PROBLEM STATEMENT
For the entries below, state how many lines contain the string "this". Add nothing else.

LISTED RECORDS
★ ★ ★ ★
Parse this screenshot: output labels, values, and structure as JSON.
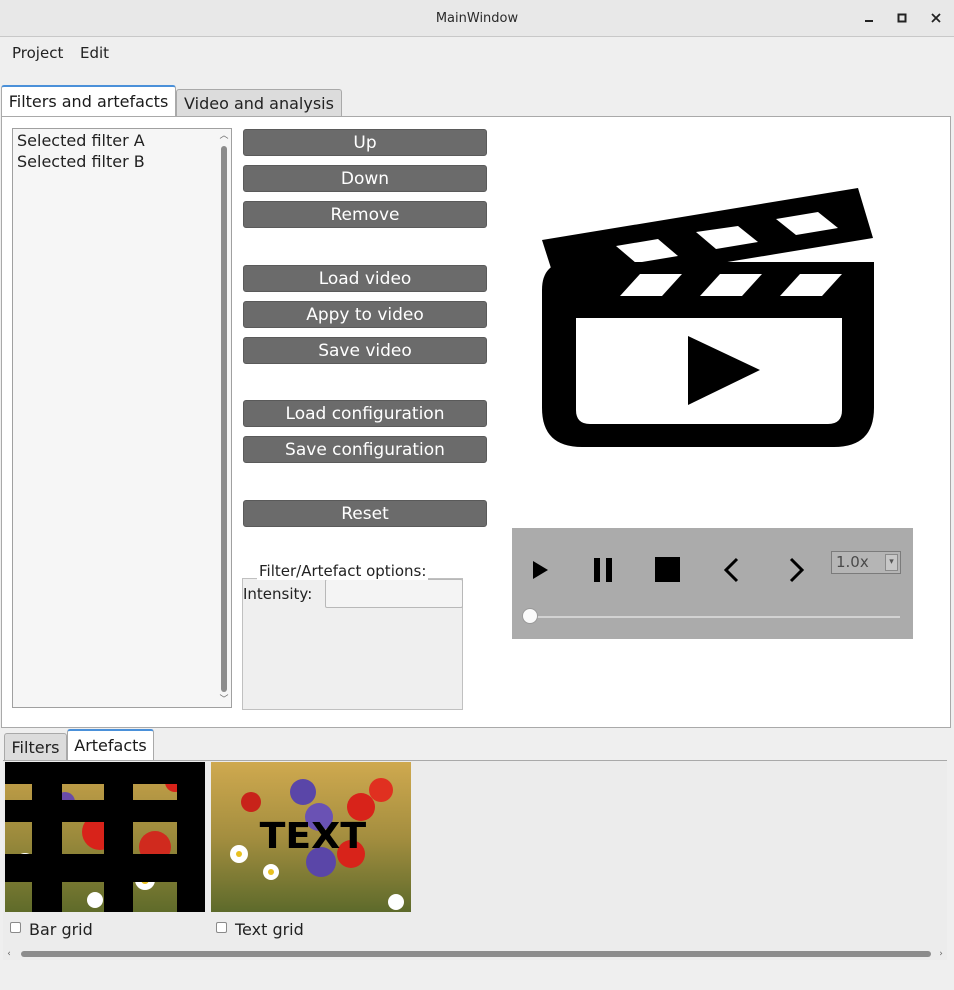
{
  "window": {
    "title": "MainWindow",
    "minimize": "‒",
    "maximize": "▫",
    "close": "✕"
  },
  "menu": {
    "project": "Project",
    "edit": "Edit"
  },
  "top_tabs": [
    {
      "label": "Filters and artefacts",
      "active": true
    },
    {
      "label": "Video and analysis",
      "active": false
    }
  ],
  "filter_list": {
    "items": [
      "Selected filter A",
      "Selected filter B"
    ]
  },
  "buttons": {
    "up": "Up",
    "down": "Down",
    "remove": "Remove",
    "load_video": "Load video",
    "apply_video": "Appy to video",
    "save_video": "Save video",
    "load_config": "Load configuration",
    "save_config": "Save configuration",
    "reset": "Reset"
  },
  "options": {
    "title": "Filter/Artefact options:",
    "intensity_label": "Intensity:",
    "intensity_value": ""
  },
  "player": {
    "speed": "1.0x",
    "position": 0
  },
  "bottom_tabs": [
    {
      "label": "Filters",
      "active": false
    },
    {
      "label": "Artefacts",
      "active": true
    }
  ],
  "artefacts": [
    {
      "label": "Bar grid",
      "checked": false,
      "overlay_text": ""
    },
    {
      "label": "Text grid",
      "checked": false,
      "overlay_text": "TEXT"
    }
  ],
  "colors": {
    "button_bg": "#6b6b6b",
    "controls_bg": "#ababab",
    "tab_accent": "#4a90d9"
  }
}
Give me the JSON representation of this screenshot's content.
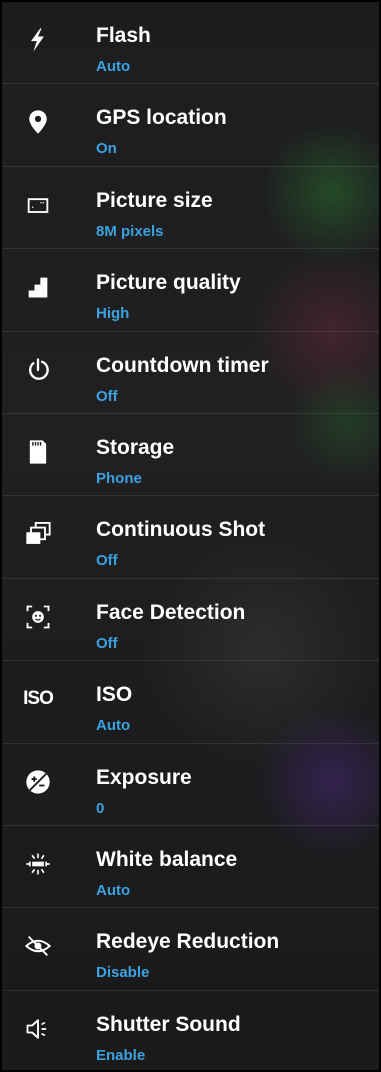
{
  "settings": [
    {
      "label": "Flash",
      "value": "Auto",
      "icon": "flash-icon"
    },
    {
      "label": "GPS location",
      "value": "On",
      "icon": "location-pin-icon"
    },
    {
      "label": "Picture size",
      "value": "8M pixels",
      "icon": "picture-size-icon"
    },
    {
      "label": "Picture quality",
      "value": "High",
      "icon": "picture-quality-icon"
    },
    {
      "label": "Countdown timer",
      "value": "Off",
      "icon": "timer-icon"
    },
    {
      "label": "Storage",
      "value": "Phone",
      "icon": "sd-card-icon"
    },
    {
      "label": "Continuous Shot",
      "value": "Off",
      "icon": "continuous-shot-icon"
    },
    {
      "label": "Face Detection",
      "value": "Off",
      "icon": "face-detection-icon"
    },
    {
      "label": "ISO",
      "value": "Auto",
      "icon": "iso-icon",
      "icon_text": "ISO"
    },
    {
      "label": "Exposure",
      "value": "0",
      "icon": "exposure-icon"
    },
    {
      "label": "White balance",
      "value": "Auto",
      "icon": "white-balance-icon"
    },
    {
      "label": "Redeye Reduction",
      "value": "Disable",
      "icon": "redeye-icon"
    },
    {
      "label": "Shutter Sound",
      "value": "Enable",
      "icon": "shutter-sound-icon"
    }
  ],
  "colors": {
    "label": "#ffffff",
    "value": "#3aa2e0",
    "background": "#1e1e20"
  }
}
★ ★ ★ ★
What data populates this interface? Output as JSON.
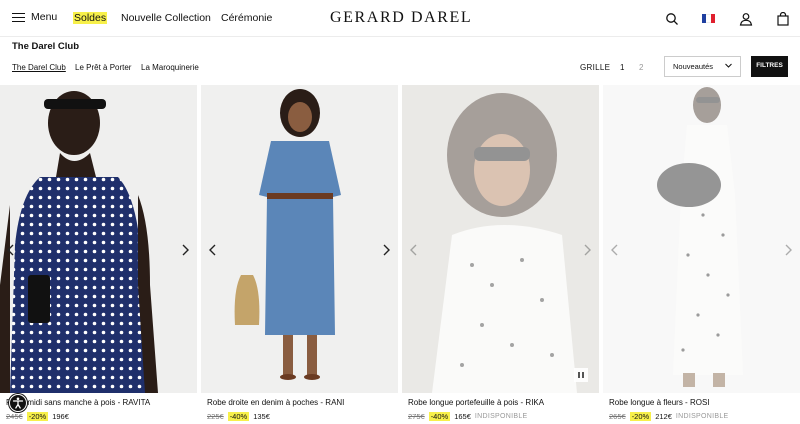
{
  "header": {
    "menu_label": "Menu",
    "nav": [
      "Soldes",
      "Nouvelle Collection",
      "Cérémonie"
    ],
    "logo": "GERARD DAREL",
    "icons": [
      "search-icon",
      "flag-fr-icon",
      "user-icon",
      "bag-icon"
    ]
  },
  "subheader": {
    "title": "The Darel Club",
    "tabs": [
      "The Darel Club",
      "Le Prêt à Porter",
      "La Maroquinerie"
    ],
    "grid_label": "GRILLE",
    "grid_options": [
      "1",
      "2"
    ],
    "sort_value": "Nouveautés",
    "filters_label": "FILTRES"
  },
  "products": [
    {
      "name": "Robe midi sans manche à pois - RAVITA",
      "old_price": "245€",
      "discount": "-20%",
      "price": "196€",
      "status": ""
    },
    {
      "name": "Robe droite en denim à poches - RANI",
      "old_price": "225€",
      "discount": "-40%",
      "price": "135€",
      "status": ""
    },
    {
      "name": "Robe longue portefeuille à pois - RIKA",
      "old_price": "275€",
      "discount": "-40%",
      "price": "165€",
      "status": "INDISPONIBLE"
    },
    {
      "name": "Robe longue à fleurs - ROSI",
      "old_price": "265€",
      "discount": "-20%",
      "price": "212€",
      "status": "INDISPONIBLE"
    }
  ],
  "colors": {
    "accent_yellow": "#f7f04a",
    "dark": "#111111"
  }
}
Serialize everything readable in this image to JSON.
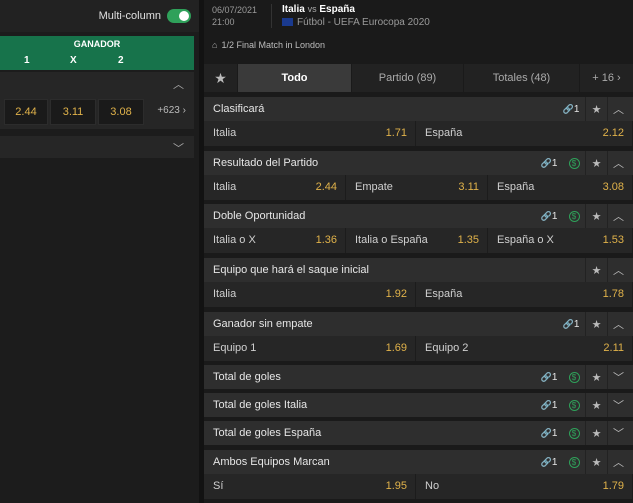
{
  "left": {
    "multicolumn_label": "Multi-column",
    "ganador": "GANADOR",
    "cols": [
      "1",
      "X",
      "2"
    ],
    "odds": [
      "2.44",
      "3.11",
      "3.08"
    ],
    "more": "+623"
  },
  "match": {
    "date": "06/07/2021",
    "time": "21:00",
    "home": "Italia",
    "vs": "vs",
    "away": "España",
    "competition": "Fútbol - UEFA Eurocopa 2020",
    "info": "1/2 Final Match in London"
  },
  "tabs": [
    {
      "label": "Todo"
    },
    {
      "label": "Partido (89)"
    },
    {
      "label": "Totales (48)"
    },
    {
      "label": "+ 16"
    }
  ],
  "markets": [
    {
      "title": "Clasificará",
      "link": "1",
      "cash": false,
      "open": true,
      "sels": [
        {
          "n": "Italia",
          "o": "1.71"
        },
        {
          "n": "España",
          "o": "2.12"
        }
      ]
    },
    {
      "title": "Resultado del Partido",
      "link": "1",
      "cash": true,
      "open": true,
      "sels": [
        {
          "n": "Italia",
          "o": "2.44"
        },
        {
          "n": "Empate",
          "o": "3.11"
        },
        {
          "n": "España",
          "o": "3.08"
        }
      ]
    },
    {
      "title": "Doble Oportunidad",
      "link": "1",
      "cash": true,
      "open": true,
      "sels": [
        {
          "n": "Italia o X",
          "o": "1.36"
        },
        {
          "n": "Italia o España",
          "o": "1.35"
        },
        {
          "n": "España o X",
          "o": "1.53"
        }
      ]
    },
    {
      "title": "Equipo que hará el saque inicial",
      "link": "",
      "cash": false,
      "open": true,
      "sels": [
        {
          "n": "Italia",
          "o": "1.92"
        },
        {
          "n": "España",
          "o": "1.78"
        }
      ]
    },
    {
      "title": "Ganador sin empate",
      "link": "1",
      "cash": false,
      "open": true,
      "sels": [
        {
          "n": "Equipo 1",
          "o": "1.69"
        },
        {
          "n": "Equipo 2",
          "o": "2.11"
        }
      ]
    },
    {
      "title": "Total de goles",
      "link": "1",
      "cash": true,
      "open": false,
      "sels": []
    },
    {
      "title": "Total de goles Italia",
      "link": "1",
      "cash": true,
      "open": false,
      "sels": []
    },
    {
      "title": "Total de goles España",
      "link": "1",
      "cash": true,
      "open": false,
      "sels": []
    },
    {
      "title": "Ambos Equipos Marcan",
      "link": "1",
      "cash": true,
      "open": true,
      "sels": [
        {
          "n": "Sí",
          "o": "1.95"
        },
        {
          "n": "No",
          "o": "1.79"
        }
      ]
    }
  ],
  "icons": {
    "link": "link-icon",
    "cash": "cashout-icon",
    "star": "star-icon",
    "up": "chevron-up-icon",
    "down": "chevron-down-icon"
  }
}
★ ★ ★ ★
SOLUTION
4